## Assigned task
Output only the entries, exactly as given, without the pictures.

(Material supplied Opens)

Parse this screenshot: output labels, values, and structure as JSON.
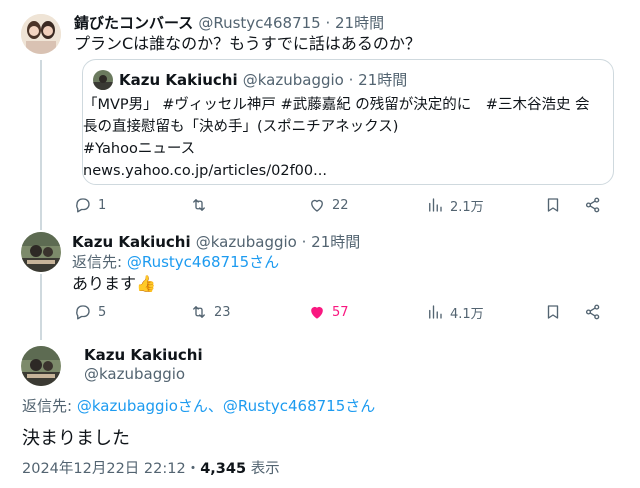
{
  "tweet1": {
    "display_name": "錆びたコンバース",
    "handle": "@Rustyc468715",
    "time": "21時間",
    "text": "プランCは誰なのか？もうすでに話はあるのか？",
    "quote": {
      "display_name": "Kazu Kakiuchi",
      "handle": "@kazubaggio",
      "time": "21時間",
      "line1": "「MVP男」 #ヴィッセル神戸 #武藤嘉紀 の残留が決定的に　#三木谷浩史 会",
      "line2": "長の直接慰留も「決め手」(スポニチアネックス)",
      "line3": "#Yahooニュース",
      "line4": "news.yahoo.co.jp/articles/02f00..."
    },
    "actions": {
      "replies": "1",
      "retweets": "",
      "likes": "22",
      "views": "2.1万"
    }
  },
  "tweet2": {
    "display_name": "Kazu Kakiuchi",
    "handle": "@kazubaggio",
    "time": "21時間",
    "reply_prefix": "返信先: ",
    "reply_to": "@Rustyc468715さん",
    "text": "あります",
    "emoji": "👍",
    "actions": {
      "replies": "5",
      "retweets": "23",
      "likes": "57",
      "views": "4.1万"
    }
  },
  "main": {
    "display_name": "Kazu Kakiuchi",
    "handle": "@kazubaggio",
    "reply_prefix": "返信先: ",
    "reply_to": "@kazubaggioさん、@Rustyc468715さん",
    "text": "決まりました",
    "timestamp": "2024年12月22日 22:12",
    "separator": "・",
    "views_count": "4,345",
    "views_label": "表示"
  },
  "colors": {
    "accent": "#1d9bf0",
    "like": "#f91880",
    "muted": "#536471",
    "border": "#cfd9de"
  },
  "icons": [
    "reply-icon",
    "retweet-icon",
    "like-icon",
    "views-icon",
    "bookmark-icon",
    "share-icon"
  ]
}
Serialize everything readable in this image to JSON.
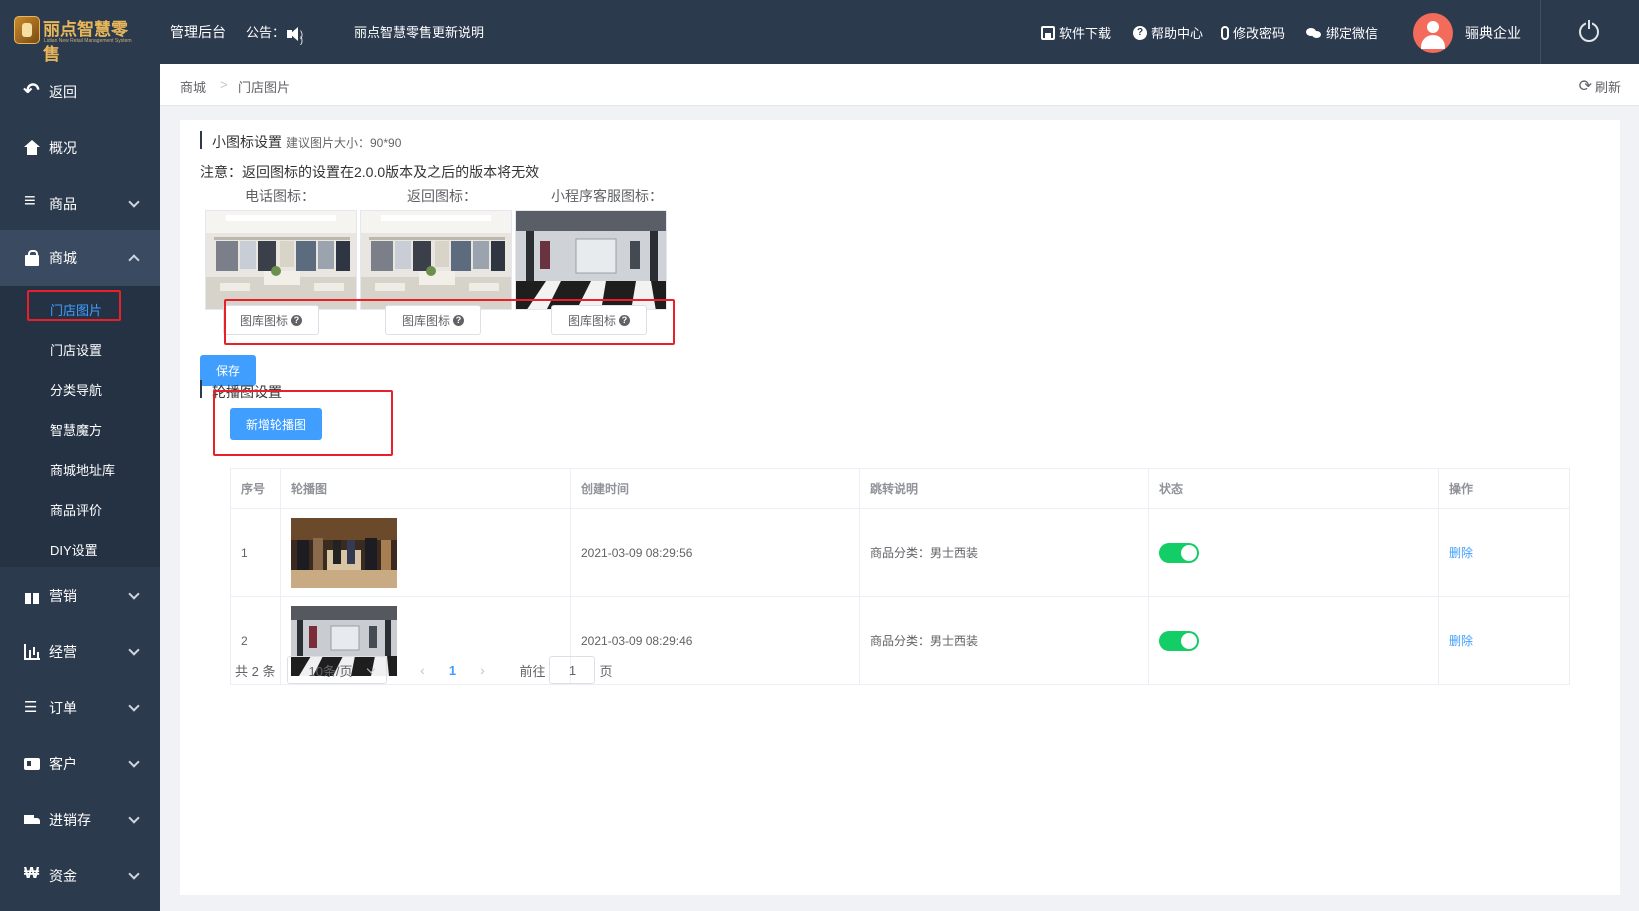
{
  "topbar": {
    "logo_text": "丽点智慧零售",
    "logo_sub": "Lidian New Retail Management System",
    "admin_label": "管理后台",
    "notice_label": "公告：",
    "update_note": "丽点智慧零售更新说明",
    "tools": [
      "软件下载",
      "帮助中心",
      "修改密码",
      "绑定微信"
    ],
    "user_name": "骊典企业"
  },
  "sidebar": {
    "items": [
      {
        "label": "返回",
        "icon": "back-arrow-icon"
      },
      {
        "label": "概况",
        "icon": "home-icon"
      },
      {
        "label": "商品",
        "icon": "list-icon"
      },
      {
        "label": "商城",
        "icon": "shopping-bag-icon"
      },
      {
        "label": "营销",
        "icon": "gift-icon"
      },
      {
        "label": "经营",
        "icon": "bar-chart-icon"
      },
      {
        "label": "订单",
        "icon": "order-list-icon"
      },
      {
        "label": "客户",
        "icon": "id-card-icon"
      },
      {
        "label": "进销存",
        "icon": "truck-icon"
      },
      {
        "label": "资金",
        "icon": "won-icon"
      }
    ],
    "submenu": [
      "门店图片",
      "门店设置",
      "分类导航",
      "智慧魔方",
      "商城地址库",
      "商品评价",
      "DIY设置"
    ],
    "active_sub": "门店图片"
  },
  "breadcrumb": {
    "items": [
      "商城",
      "门店图片"
    ],
    "separator": ">",
    "refresh_label": "刷新"
  },
  "icon_settings": {
    "title": "小图标设置",
    "hint": "建议图片大小：90*90",
    "notice": "注意：返回图标的设置在2.0.0版本及之后的版本将无效",
    "labels": [
      "电话图标：",
      "返回图标：",
      "小程序客服图标："
    ],
    "pick_label": "图库图标",
    "save_label": "保存"
  },
  "carousel": {
    "title": "轮播图设置",
    "add_label": "新增轮播图",
    "columns": [
      "序号",
      "轮播图",
      "创建时间",
      "跳转说明",
      "状态",
      "操作"
    ],
    "rows": [
      {
        "index": "1",
        "created": "2021-03-09 08:29:56",
        "jump": "商品分类：男士西装",
        "enabled": true,
        "action": "删除"
      },
      {
        "index": "2",
        "created": "2021-03-09 08:29:46",
        "jump": "商品分类：男士西装",
        "enabled": true,
        "action": "删除"
      }
    ]
  },
  "pagination": {
    "total": "共 2 条",
    "page_size": "10条/页",
    "current_page": "1",
    "goto_label": "前往",
    "goto_value": "1",
    "page_suffix": "页"
  },
  "colors": {
    "sidebar_bg": "#2c3a4e",
    "primary": "#409eff",
    "switch_on": "#13ce66",
    "highlight_box": "#e8202a"
  }
}
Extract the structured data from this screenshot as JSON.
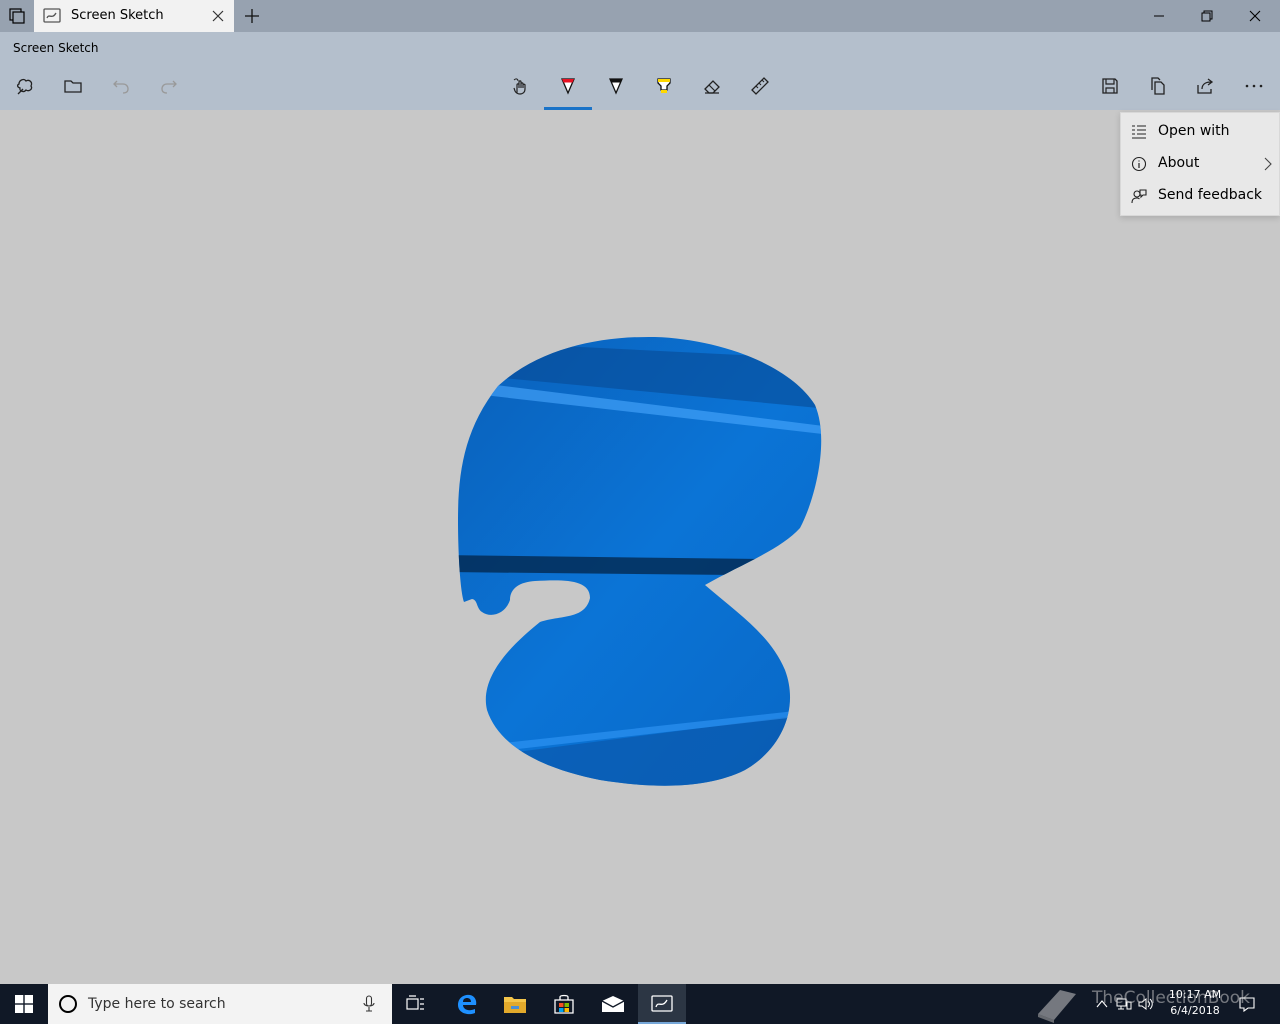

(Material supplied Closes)

## Exercise output
Parse this screenshot: output labels, values, and structure as JSON.
{
  "tweet1": {
    "display_name": "錆びたコンバース",
    "handle": "@Rustyc468715",
    "time": "21時間",
    "text": "プランCは誰なのか？もうすでに話はあるのか？",
    "quote": {
      "display_name": "Kazu Kakiuchi",
      "handle": "@kazubaggio",
      "time": "21時間",
      "line1": "「MVP男」 #ヴィッセル神戸 #武藤嘉紀 の残留が決定的に　#三木谷浩史 会",
      "line2": "長の直接慰留も「決め手」(スポニチアネックス)",
      "line3": "#Yahooニュース",
      "line4": "news.yahoo.co.jp/articles/02f00..."
    },
    "actions": {
      "replies": "1",
      "retweets": "",
      "likes": "22",
      "views": "2.1万"
    }
  },
  "tweet2": {
    "display_name": "Kazu Kakiuchi",
    "handle": "@kazubaggio",
    "time": "21時間",
    "reply_prefix": "返信先: ",
    "reply_to": "@Rustyc468715さん",
    "text": "あります",
    "emoji": "👍",
    "actions": {
      "replies": "5",
      "retweets": "23",
      "likes": "57",
      "views": "4.1万"
    }
  },
  "main": {
    "display_name": "Kazu Kakiuchi",
    "handle": "@kazubaggio",
    "reply_prefix": "返信先: ",
    "reply_to": "@kazubaggioさん、@Rustyc468715さん",
    "text": "決まりました",
    "timestamp": "2024年12月22日 22:12",
    "separator": "・",
    "views_count": "4,345",
    "views_label": "表示"
  },
  "colors": {
    "accent": "#1d9bf0",
    "like": "#f91880",
    "muted": "#536471",
    "border": "#cfd9de"
  },
  "icons": [
    "reply-icon",
    "retweet-icon",
    "like-icon",
    "views-icon",
    "bookmark-icon",
    "share-icon"
  ]
}
Serialize everything readable in this image to JSON.
{
  "topbar": {
    "logo_text": "丽点智慧零售",
    "logo_sub": "Lidian New Retail Management System",
    "admin_label": "管理后台",
    "notice_label": "公告：",
    "update_note": "丽点智慧零售更新说明",
    "tools": [
      "软件下载",
      "帮助中心",
      "修改密码",
      "绑定微信"
    ],
    "user_name": "骊典企业"
  },
  "sidebar": {
    "items": [
      {
        "label": "返回",
        "icon": "back-arrow-icon"
      },
      {
        "label": "概况",
        "icon": "home-icon"
      },
      {
        "label": "商品",
        "icon": "list-icon"
      },
      {
        "label": "商城",
        "icon": "shopping-bag-icon"
      },
      {
        "label": "营销",
        "icon": "gift-icon"
      },
      {
        "label": "经营",
        "icon": "bar-chart-icon"
      },
      {
        "label": "订单",
        "icon": "order-list-icon"
      },
      {
        "label": "客户",
        "icon": "id-card-icon"
      },
      {
        "label": "进销存",
        "icon": "truck-icon"
      },
      {
        "label": "资金",
        "icon": "won-icon"
      }
    ],
    "submenu": [
      "门店图片",
      "门店设置",
      "分类导航",
      "智慧魔方",
      "商城地址库",
      "商品评价",
      "DIY设置"
    ],
    "active_sub": "门店图片"
  },
  "breadcrumb": {
    "items": [
      "商城",
      "门店图片"
    ],
    "separator": ">",
    "refresh_label": "刷新"
  },
  "icon_settings": {
    "title": "小图标设置",
    "hint": "建议图片大小：90*90",
    "notice": "注意：返回图标的设置在2.0.0版本及之后的版本将无效",
    "labels": [
      "电话图标：",
      "返回图标：",
      "小程序客服图标："
    ],
    "pick_label": "图库图标",
    "save_label": "保存"
  },
  "carousel": {
    "title": "轮播图设置",
    "add_label": "新增轮播图",
    "columns": [
      "序号",
      "轮播图",
      "创建时间",
      "跳转说明",
      "状态",
      "操作"
    ],
    "rows": [
      {
        "index": "1",
        "created": "2021-03-09 08:29:56",
        "jump": "商品分类：男士西装",
        "enabled": true,
        "action": "删除"
      },
      {
        "index": "2",
        "created": "2021-03-09 08:29:46",
        "jump": "商品分类：男士西装",
        "enabled": true,
        "action": "删除"
      }
    ]
  },
  "pagination": {
    "total": "共 2 条",
    "page_size": "10条/页",
    "current_page": "1",
    "goto_label": "前往",
    "goto_value": "1",
    "page_suffix": "页"
  },
  "colors": {
    "sidebar_bg": "#2c3a4e",
    "primary": "#409eff",
    "switch_on": "#13ce66",
    "highlight_box": "#e8202a"
  }
}
Extract the structured data from this screenshot as JSON.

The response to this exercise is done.